Ten years of conflict ensued and by the mid 870s, all but the kingdom of Wessex had fallen to the Norsemen. The Danish warlord Guthrum the Old now led the Viking army whilst Alfred the Great was the King of Wessex. In 878 AD, Alfred claimed a decisive victory against Guthrum at the Battle of Edington, which led to a peace agreement between the two known as the Treaty of Wedmore.

As part of the agreement, Guthrum was forced to accept baptism with Alfred being declared his godfather. Guthrum’s forces were also required to leave the kingdom of Wessex. Not long later did Guthrum and Alfred come to another agreement. The Treaty of Alfred and Guthrum looked to set out a lasting peace between the two, defining the boundaries of their territories and agreeing on peaceful trade.

Viking laws and customs now held sway in a territory that spanned from London in the south, through the Midlands and up to the north of the country.
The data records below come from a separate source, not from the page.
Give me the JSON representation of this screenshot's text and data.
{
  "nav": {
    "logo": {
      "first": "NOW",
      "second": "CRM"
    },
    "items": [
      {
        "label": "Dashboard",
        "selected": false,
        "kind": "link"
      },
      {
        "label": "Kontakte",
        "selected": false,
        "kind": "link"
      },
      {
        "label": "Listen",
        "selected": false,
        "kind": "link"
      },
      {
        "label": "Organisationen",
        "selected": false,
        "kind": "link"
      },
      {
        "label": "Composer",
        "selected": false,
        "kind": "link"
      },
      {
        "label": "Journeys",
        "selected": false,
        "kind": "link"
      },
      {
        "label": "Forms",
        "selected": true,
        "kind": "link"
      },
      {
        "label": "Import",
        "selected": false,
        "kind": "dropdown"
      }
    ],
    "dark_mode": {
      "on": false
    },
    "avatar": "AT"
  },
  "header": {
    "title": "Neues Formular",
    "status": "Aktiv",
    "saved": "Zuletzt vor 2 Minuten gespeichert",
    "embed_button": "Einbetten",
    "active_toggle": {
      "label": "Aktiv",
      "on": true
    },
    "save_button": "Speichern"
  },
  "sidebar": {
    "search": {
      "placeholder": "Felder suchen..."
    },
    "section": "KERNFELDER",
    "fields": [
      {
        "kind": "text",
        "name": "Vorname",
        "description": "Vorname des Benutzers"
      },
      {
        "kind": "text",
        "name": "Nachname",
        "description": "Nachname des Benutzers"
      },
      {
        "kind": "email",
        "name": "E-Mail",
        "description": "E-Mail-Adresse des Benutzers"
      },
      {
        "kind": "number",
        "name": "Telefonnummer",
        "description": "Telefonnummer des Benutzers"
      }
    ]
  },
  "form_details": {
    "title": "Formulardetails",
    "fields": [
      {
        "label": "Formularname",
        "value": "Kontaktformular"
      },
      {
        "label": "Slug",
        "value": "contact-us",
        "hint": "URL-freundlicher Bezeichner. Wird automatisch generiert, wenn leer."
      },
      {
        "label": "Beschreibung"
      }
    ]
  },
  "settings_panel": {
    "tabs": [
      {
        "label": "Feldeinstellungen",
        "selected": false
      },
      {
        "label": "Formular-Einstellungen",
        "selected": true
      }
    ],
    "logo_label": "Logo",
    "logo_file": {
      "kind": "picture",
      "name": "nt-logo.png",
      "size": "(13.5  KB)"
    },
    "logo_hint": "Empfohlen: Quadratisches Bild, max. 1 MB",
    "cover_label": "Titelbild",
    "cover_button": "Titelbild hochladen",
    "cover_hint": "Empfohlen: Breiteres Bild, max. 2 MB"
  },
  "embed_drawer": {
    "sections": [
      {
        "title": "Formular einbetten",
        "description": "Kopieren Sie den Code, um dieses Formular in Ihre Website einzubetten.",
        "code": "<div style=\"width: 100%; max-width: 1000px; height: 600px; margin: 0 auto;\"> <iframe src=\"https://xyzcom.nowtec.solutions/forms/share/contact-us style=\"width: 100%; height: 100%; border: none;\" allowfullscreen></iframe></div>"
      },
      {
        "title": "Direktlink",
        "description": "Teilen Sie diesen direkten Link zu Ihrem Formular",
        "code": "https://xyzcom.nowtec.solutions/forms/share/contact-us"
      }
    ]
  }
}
The area would later become known as Danelaw, deriving its name from the Old English Dena lagu meaning 'Danes’ law'.

Whilst the Vikings did not intensively settle the entirety of this large area, five towns situated in the east of Danelaw became particularly important – Derby, Leicester, Lincoln, Nottingham and Stamford. These places started as the burhs (fortified settlements) of five Danish armies who had settled in the area. The towns would become known as the Five Boroughs and a different Viking Jarl ruled each of them. Whilst the boroughs operated independently, the Viking elite in Jorvik (York) would have held ultimate overall sway over them.
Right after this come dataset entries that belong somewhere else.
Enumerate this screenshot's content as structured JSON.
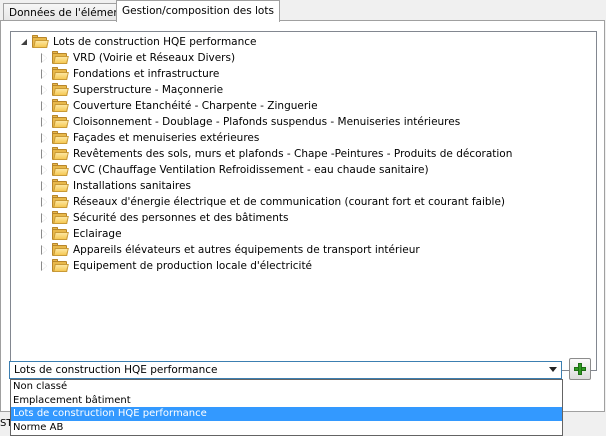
{
  "tabs": [
    {
      "label": "Données de l'élément",
      "active": false
    },
    {
      "label": "Gestion/composition des lots",
      "active": true
    }
  ],
  "tree": {
    "root": {
      "label": "Lots de construction HQE performance",
      "expanded": true
    },
    "children": [
      {
        "label": "VRD (Voirie et Réseaux Divers)"
      },
      {
        "label": "Fondations et infrastructure"
      },
      {
        "label": "Superstructure - Maçonnerie"
      },
      {
        "label": "Couverture  Etanchéité - Charpente - Zinguerie"
      },
      {
        "label": "Cloisonnement - Doublage - Plafonds suspendus - Menuiseries intérieures"
      },
      {
        "label": "Façades et menuiseries extérieures"
      },
      {
        "label": "Revêtements des sols, murs et plafonds - Chape -Peintures - Produits de décoration"
      },
      {
        "label": "CVC (Chauffage  Ventilation  Refroidissement - eau chaude sanitaire)"
      },
      {
        "label": "Installations sanitaires"
      },
      {
        "label": "Réseaux d'énergie électrique et de communication (courant fort et courant faible)"
      },
      {
        "label": "Sécurité des personnes et des bâtiments"
      },
      {
        "label": "Eclairage"
      },
      {
        "label": "Appareils élévateurs et autres équipements de transport intérieur"
      },
      {
        "label": "Equipement de production locale d'électricité"
      }
    ]
  },
  "combo": {
    "value": "Lots de construction HQE performance",
    "options": [
      {
        "label": "Non classé",
        "selected": false
      },
      {
        "label": "Emplacement bâtiment",
        "selected": false
      },
      {
        "label": "Lots de construction HQE performance",
        "selected": true
      },
      {
        "label": "Norme AB",
        "selected": false
      }
    ]
  },
  "status_fragment": "ST",
  "icons": {
    "expander_open": "triangle-down-icon",
    "expander_closed": "triangle-right-icon",
    "folder": "folder-icon",
    "add": "plus-icon"
  },
  "colors": {
    "selection": "#3399ff",
    "folder": "#f5c854",
    "add_green": "#2f9a22"
  }
}
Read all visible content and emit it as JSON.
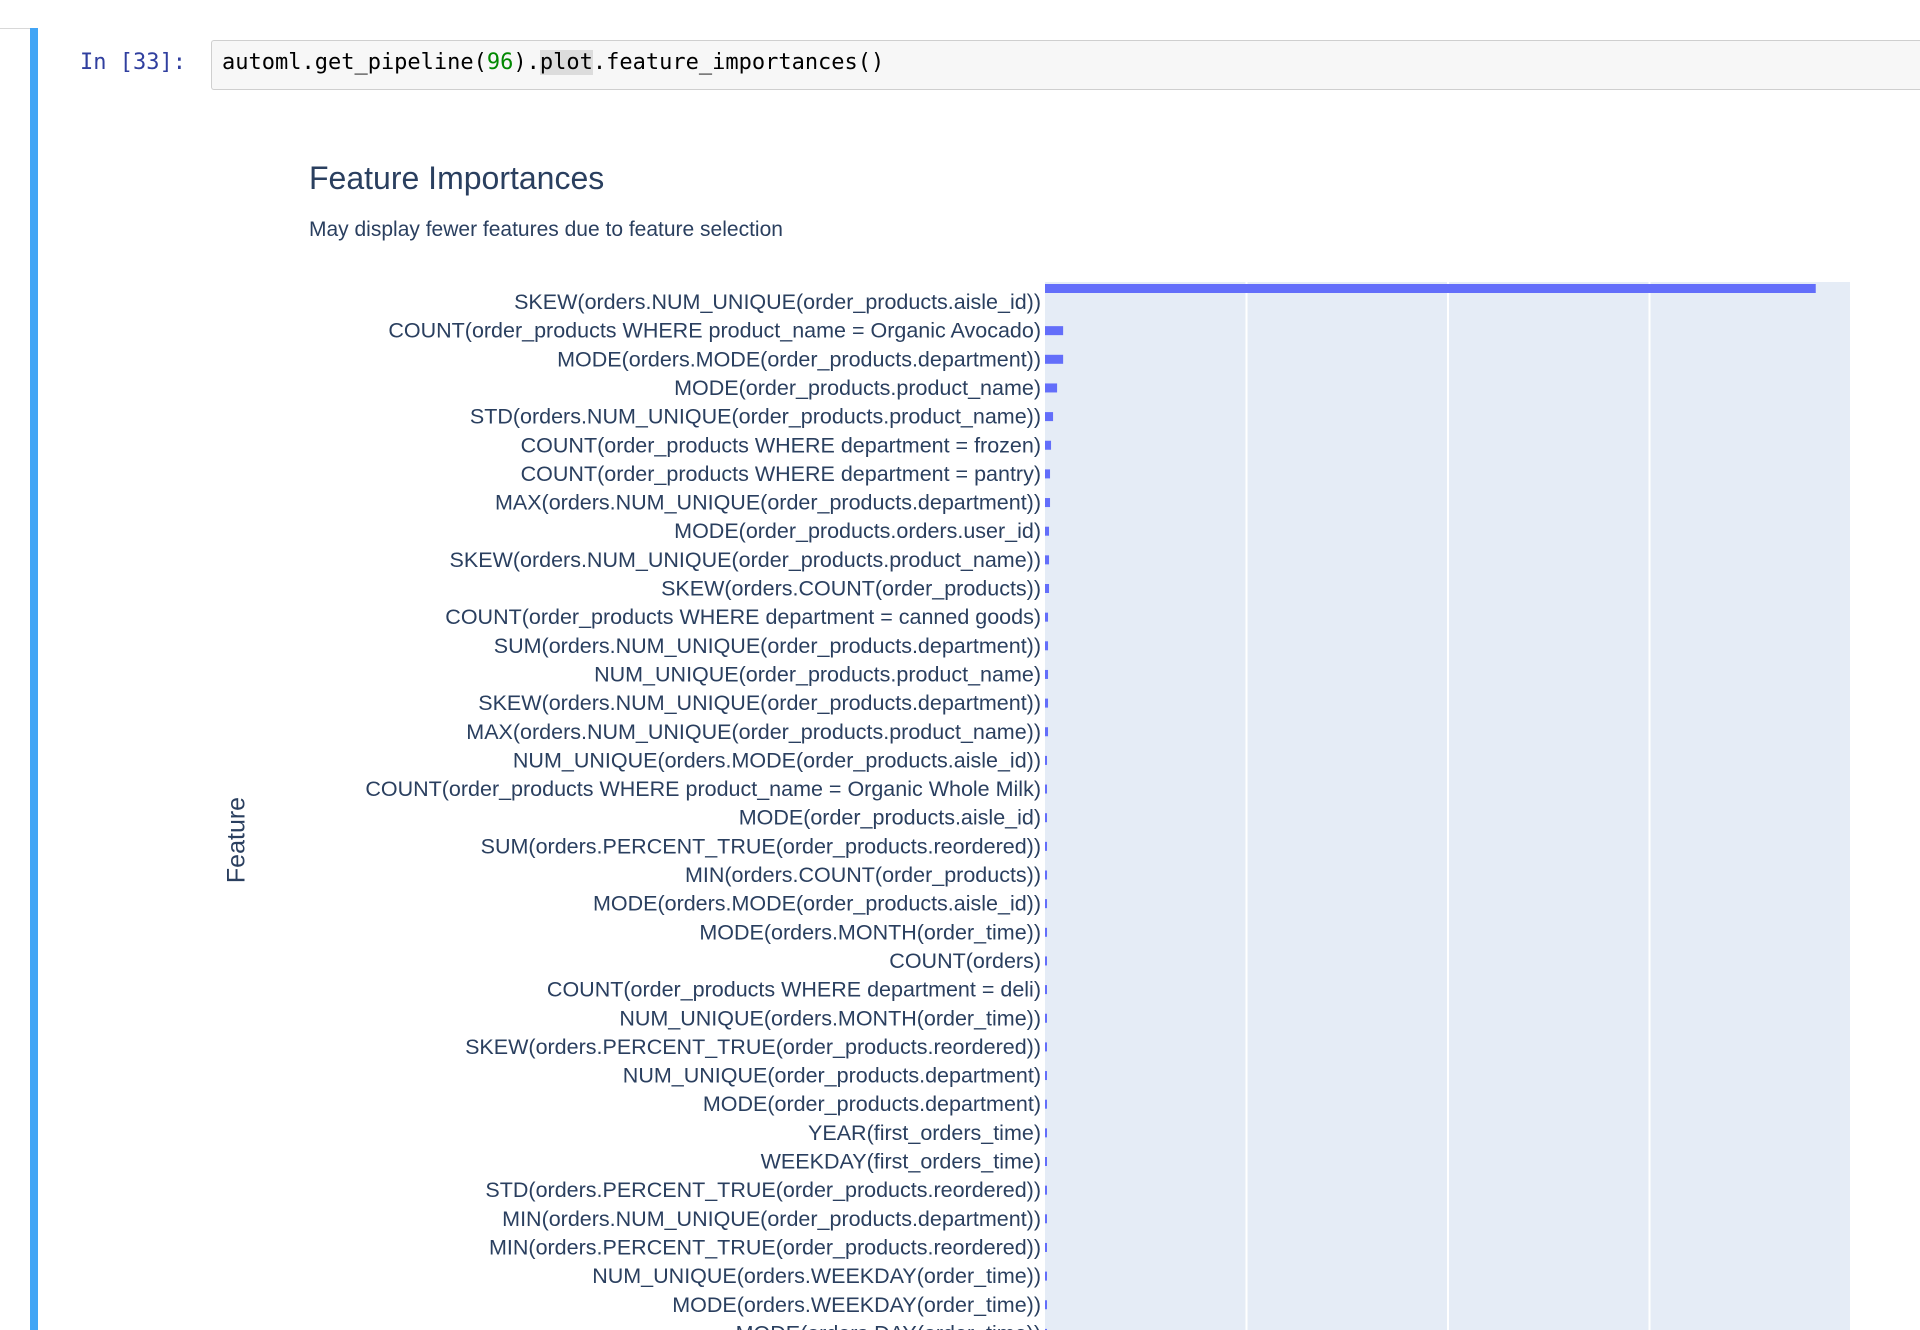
{
  "notebook": {
    "prompt": "In [33]:",
    "code": {
      "before_num": "automl.get_pipeline(",
      "num": "96",
      "between": ").",
      "highlight": "plot",
      "after": ".feature_importances()"
    }
  },
  "colors": {
    "bar": "#636efa",
    "plot_bg": "#e5ecf6",
    "cell_accent": "#42a5f5",
    "text": "#2a3f5f"
  },
  "chart_data": {
    "type": "bar",
    "orientation": "horizontal",
    "title": "Feature Importances",
    "subtitle": "May display fewer features due to feature selection",
    "ylabel": "Feature",
    "xlim": [
      0,
      0.8
    ],
    "grid": true,
    "categories": [
      "SKEW(orders.NUM_UNIQUE(order_products.aisle_id))",
      "COUNT(order_products WHERE product_name = Organic Avocado)",
      "MODE(orders.MODE(order_products.department))",
      "MODE(order_products.product_name)",
      "STD(orders.NUM_UNIQUE(order_products.product_name))",
      "COUNT(order_products WHERE department = frozen)",
      "COUNT(order_products WHERE department = pantry)",
      "MAX(orders.NUM_UNIQUE(order_products.department))",
      "MODE(order_products.orders.user_id)",
      "SKEW(orders.NUM_UNIQUE(order_products.product_name))",
      "SKEW(orders.COUNT(order_products))",
      "COUNT(order_products WHERE department = canned goods)",
      "SUM(orders.NUM_UNIQUE(order_products.department))",
      "NUM_UNIQUE(order_products.product_name)",
      "SKEW(orders.NUM_UNIQUE(order_products.department))",
      "MAX(orders.NUM_UNIQUE(order_products.product_name))",
      "NUM_UNIQUE(orders.MODE(order_products.aisle_id))",
      "COUNT(order_products WHERE product_name = Organic Whole Milk)",
      "MODE(order_products.aisle_id)",
      "SUM(orders.PERCENT_TRUE(order_products.reordered))",
      "MIN(orders.COUNT(order_products))",
      "MODE(orders.MODE(order_products.aisle_id))",
      "MODE(orders.MONTH(order_time))",
      "COUNT(orders)",
      "COUNT(order_products WHERE department = deli)",
      "NUM_UNIQUE(orders.MONTH(order_time))",
      "SKEW(orders.PERCENT_TRUE(order_products.reordered))",
      "NUM_UNIQUE(order_products.department)",
      "MODE(order_products.department)",
      "YEAR(first_orders_time)",
      "WEEKDAY(first_orders_time)",
      "STD(orders.PERCENT_TRUE(order_products.reordered))",
      "MIN(orders.NUM_UNIQUE(order_products.department))",
      "MIN(orders.PERCENT_TRUE(order_products.reordered))",
      "NUM_UNIQUE(orders.WEEKDAY(order_time))",
      "MODE(orders.WEEKDAY(order_time))",
      "MODE(orders.DAY(order_time))"
    ],
    "values": [
      0.765,
      0.018,
      0.018,
      0.012,
      0.008,
      0.006,
      0.005,
      0.005,
      0.004,
      0.004,
      0.004,
      0.003,
      0.003,
      0.003,
      0.003,
      0.003,
      0.002,
      0.002,
      0.002,
      0.002,
      0.002,
      0.002,
      0.002,
      0.001,
      0.001,
      0.001,
      0.001,
      0.001,
      0.001,
      0.001,
      0.001,
      0.001,
      0.001,
      0.001,
      0.001,
      0.001,
      0.001
    ]
  }
}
Many Scandinavian settlements ended with the suffix –by such as Grimsby and Derby

For the next 80 years, the Vikings and Anglo-Saxons lived side-by-side in England trading, intermingling and assimilating with each other. The biggest legacies of Danelaw can be seen in our place names and our language.

Many Scandinavian settlements ended with the suffix –by such as Grimsby and Derby, which came from Old Norse meaning a ‘farmstead or ‘village’. Other common Viking place names ended in –thorpe such as Scunthorpe, meaning ‘a new village’, whilst those ending in –thwaite meant ‘a meadow’ and those ending in –dale ‘a valley’.

Words that have derived from Old Norse include those than begin with sk- such as 'sky' or 'skin' and we even have the Vikings to thank for the word 'law'. The presence of this word in our language, along with other legal terms such as 'wrong', demonstrates how important establishing a legal system in Danelaw was.

As time went on, conflicts began to escalate between the Vikings and their neighbours once more. Alfred used the peace to built his forces up and reinforce his land with multiple forts.

His eldest daughter, Æthelflæd, would lead the fight against the Vikings and lay the foundations for England. After her husband passed away in 911 AD, Æthelflæd took over the governing of the kingdom of Mercia, becoming the Lady of the Mercians. She went on the offensive against the Vikings and over the coming years played a significant role in the conquest of Danelaw.

The Five Boroughs would eventually fall and York would change ownership a couple of times during the early 10th century. In 954 AD, Eric Bloodaxe, one of the most famous Vikings in history and the then King of Northumbria, was finally driven out of the region. Danelaw had officially come to an end.

Although Danelaw was no more in England, the Vikings were far from done on English soil. They retreated, consolidated and successfully conquered the country in the early 11th century. In 1013, Sweyn Forkbeard became the first Danish King of England. His son, Cnut the Great, held the throne until he died in 1035. The Viking presence in England was finally ended in 1066 when an English army under King Harold defeated the last great Viking king, Harald Hardrada of Norway, at the Battle of Stamford Bridge, near York.

Although they were gone, Viking customs and traditions long persisted in the region once known as Danelaw. Even today, traces of Scandinavian DNA can still be found in the local populace of the area.